TO DO:
Using the entries that follow, give only the number of lines with the word "name" in them.

========

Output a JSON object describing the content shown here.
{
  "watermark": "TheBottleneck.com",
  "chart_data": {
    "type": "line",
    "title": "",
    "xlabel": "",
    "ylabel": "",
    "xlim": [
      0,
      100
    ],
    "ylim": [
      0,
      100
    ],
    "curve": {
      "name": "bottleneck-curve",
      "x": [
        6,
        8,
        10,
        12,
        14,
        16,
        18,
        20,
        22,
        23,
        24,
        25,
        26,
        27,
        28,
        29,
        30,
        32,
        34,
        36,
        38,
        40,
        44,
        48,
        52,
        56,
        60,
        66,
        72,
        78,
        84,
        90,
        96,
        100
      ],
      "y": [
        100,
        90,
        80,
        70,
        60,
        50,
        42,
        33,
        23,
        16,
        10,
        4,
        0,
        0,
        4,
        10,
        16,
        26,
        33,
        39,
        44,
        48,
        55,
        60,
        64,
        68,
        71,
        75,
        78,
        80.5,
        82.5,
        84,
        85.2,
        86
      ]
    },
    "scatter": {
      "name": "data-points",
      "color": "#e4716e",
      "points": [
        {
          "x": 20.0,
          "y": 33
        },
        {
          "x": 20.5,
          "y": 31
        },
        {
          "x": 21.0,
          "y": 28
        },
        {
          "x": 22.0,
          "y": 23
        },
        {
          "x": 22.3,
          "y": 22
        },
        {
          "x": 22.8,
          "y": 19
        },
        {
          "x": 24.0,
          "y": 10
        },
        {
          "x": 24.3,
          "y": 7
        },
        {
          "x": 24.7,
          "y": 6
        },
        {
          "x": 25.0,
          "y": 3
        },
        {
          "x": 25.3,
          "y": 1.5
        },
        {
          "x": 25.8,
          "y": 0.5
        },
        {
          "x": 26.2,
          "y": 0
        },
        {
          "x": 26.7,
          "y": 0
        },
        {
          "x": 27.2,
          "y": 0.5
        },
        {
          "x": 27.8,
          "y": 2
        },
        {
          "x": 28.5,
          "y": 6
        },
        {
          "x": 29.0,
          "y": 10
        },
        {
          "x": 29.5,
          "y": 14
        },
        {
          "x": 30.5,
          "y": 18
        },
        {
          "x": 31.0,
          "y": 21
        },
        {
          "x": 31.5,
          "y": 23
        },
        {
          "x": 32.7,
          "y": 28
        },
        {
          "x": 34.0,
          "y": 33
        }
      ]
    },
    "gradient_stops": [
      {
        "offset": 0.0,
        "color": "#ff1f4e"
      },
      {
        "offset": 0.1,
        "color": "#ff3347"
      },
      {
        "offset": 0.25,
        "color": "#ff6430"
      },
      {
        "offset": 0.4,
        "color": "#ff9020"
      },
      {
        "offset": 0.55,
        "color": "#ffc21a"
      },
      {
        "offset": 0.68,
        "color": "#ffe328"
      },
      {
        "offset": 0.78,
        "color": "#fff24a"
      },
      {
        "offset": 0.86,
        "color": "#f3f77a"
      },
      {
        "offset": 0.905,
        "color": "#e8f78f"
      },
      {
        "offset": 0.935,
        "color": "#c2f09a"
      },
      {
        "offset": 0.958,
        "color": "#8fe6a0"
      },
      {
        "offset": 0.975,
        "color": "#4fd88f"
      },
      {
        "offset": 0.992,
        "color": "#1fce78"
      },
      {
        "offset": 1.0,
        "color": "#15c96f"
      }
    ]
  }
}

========

OUTPUT FOR THIS EXERCISE:
2